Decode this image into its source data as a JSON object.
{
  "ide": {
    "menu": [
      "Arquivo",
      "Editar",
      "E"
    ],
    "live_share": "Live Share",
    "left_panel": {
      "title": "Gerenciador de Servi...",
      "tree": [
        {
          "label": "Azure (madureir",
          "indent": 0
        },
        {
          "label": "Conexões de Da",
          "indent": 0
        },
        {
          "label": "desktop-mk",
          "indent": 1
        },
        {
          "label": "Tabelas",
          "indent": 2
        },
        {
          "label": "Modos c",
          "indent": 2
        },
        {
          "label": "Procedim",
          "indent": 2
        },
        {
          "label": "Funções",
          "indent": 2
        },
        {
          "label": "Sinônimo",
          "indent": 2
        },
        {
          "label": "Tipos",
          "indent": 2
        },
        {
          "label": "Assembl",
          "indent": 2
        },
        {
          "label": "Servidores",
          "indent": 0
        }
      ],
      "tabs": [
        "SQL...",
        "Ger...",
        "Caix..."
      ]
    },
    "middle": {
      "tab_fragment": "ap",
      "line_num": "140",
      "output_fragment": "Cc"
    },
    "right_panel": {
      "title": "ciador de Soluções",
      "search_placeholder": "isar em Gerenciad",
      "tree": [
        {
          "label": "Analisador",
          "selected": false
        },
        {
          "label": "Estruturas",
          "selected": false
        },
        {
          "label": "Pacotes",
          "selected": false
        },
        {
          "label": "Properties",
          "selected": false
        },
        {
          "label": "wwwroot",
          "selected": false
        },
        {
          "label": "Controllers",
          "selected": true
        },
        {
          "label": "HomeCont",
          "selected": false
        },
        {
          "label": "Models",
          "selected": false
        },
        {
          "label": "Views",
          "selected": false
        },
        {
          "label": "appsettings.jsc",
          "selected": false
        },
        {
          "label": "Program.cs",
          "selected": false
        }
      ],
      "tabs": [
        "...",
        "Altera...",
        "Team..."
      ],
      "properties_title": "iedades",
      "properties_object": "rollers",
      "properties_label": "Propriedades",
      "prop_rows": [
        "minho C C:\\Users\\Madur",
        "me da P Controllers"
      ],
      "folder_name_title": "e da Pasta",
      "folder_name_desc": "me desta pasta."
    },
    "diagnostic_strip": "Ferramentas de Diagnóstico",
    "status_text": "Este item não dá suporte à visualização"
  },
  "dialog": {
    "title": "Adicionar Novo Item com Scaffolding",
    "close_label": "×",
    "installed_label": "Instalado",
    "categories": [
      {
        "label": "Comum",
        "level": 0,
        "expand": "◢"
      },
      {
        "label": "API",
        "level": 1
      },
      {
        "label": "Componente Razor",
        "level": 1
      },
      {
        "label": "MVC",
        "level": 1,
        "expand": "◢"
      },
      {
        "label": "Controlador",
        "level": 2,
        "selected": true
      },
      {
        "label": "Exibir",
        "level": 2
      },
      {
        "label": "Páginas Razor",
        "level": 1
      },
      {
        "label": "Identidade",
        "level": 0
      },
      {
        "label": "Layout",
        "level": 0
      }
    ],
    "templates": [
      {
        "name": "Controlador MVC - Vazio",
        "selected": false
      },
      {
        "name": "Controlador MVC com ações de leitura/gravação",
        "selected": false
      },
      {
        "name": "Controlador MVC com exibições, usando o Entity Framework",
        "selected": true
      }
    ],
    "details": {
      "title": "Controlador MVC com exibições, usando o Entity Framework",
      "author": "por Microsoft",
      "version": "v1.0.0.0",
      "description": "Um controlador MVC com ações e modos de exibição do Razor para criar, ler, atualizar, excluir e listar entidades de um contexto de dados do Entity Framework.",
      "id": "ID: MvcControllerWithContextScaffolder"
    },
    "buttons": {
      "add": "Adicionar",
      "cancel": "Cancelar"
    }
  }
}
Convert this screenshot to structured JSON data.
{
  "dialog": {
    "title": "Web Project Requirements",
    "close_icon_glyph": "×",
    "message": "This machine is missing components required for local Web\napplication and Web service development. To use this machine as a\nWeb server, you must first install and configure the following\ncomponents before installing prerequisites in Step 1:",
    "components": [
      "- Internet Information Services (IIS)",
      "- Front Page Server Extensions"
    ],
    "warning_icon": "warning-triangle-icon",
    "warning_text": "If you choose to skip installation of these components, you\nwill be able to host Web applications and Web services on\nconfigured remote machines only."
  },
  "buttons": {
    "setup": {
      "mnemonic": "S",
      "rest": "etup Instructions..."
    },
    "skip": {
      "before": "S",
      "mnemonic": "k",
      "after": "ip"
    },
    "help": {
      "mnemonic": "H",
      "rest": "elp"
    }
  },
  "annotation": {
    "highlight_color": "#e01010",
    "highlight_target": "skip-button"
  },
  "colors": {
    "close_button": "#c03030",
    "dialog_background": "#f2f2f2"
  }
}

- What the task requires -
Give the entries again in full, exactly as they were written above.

- Exercise result -
Decode this image into its source data as a JSON object.
{
  "ide": {
    "menu": [
      "Arquivo",
      "Editar",
      "E"
    ],
    "live_share": "Live Share",
    "left_panel": {
      "title": "Gerenciador de Servi...",
      "tree": [
        {
          "label": "Azure (madureir",
          "indent": 0
        },
        {
          "label": "Conexões de Da",
          "indent": 0
        },
        {
          "label": "desktop-mk",
          "indent": 1
        },
        {
          "label": "Tabelas",
          "indent": 2
        },
        {
          "label": "Modos c",
          "indent": 2
        },
        {
          "label": "Procedim",
          "indent": 2
        },
        {
          "label": "Funções",
          "indent": 2
        },
        {
          "label": "Sinônimo",
          "indent": 2
        },
        {
          "label": "Tipos",
          "indent": 2
        },
        {
          "label": "Assembl",
          "indent": 2
        },
        {
          "label": "Servidores",
          "indent": 0
        }
      ],
      "tabs": [
        "SQL...",
        "Ger...",
        "Caix..."
      ]
    },
    "middle": {
      "tab_fragment": "ap",
      "line_num": "140",
      "output_fragment": "Cc"
    },
    "right_panel": {
      "title": "ciador de Soluções",
      "search_placeholder": "isar em Gerenciad",
      "tree": [
        {
          "label": "Analisador",
          "selected": false
        },
        {
          "label": "Estruturas",
          "selected": false
        },
        {
          "label": "Pacotes",
          "selected": false
        },
        {
          "label": "Properties",
          "selected": false
        },
        {
          "label": "wwwroot",
          "selected": false
        },
        {
          "label": "Controllers",
          "selected": true
        },
        {
          "label": "HomeCont",
          "selected": false
        },
        {
          "label": "Models",
          "selected": false
        },
        {
          "label": "Views",
          "selected": false
        },
        {
          "label": "appsettings.jsc",
          "selected": false
        },
        {
          "label": "Program.cs",
          "selected": false
        }
      ],
      "tabs": [
        "...",
        "Altera...",
        "Team..."
      ],
      "properties_title": "iedades",
      "properties_object": "rollers",
      "properties_label": "Propriedades",
      "prop_rows": [
        "minho C C:\\Users\\Madur",
        "me da P Controllers"
      ],
      "folder_name_title": "e da Pasta",
      "folder_name_desc": "me desta pasta."
    },
    "diagnostic_strip": "Ferramentas de Diagnóstico",
    "status_text": "Este item não dá suporte à visualização"
  },
  "dialog": {
    "title": "Adicionar Novo Item com Scaffolding",
    "close_label": "×",
    "installed_label": "Instalado",
    "categories": [
      {
        "label": "Comum",
        "level": 0,
        "expand": "◢"
      },
      {
        "label": "API",
        "level": 1
      },
      {
        "label": "Componente Razor",
        "level": 1
      },
      {
        "label": "MVC",
        "level": 1,
        "expand": "◢"
      },
      {
        "label": "Controlador",
        "level": 2,
        "selected": true
      },
      {
        "label": "Exibir",
        "level": 2
      },
      {
        "label": "Páginas Razor",
        "level": 1
      },
      {
        "label": "Identidade",
        "level": 0
      },
      {
        "label": "Layout",
        "level": 0
      }
    ],
    "templates": [
      {
        "name": "Controlador MVC - Vazio",
        "selected": false
      },
      {
        "name": "Controlador MVC com ações de leitura/gravação",
        "selected": false
      },
      {
        "name": "Controlador MVC com exibições, usando o Entity Framework",
        "selected": true
      }
    ],
    "details": {
      "title": "Controlador MVC com exibições, usando o Entity Framework",
      "author": "por Microsoft",
      "version": "v1.0.0.0",
      "description": "Um controlador MVC com ações e modos de exibição do Razor para criar, ler, atualizar, excluir e listar entidades de um contexto de dados do Entity Framework.",
      "id": "ID: MvcControllerWithContextScaffolder"
    },
    "buttons": {
      "add": "Adicionar",
      "cancel": "Cancelar"
    }
  }
}
Convert this screenshot to structured JSON data.
{
  "dialog": {
    "title": "Web Project Requirements",
    "close_icon_glyph": "×",
    "message": "This machine is missing components required for local Web\napplication and Web service development. To use this machine as a\nWeb server, you must first install and configure the following\ncomponents before installing prerequisites in Step 1:",
    "components": [
      "- Internet Information Services (IIS)",
      "- Front Page Server Extensions"
    ],
    "warning_icon": "warning-triangle-icon",
    "warning_text": "If you choose to skip installation of these components, you\nwill be able to host Web applications and Web services on\nconfigured remote machines only."
  },
  "buttons": {
    "setup": {
      "mnemonic": "S",
      "rest": "etup Instructions..."
    },
    "skip": {
      "before": "S",
      "mnemonic": "k",
      "after": "ip"
    },
    "help": {
      "mnemonic": "H",
      "rest": "elp"
    }
  },
  "annotation": {
    "highlight_color": "#e01010",
    "highlight_target": "skip-button"
  },
  "colors": {
    "close_button": "#c03030",
    "dialog_background": "#f2f2f2"
  }
}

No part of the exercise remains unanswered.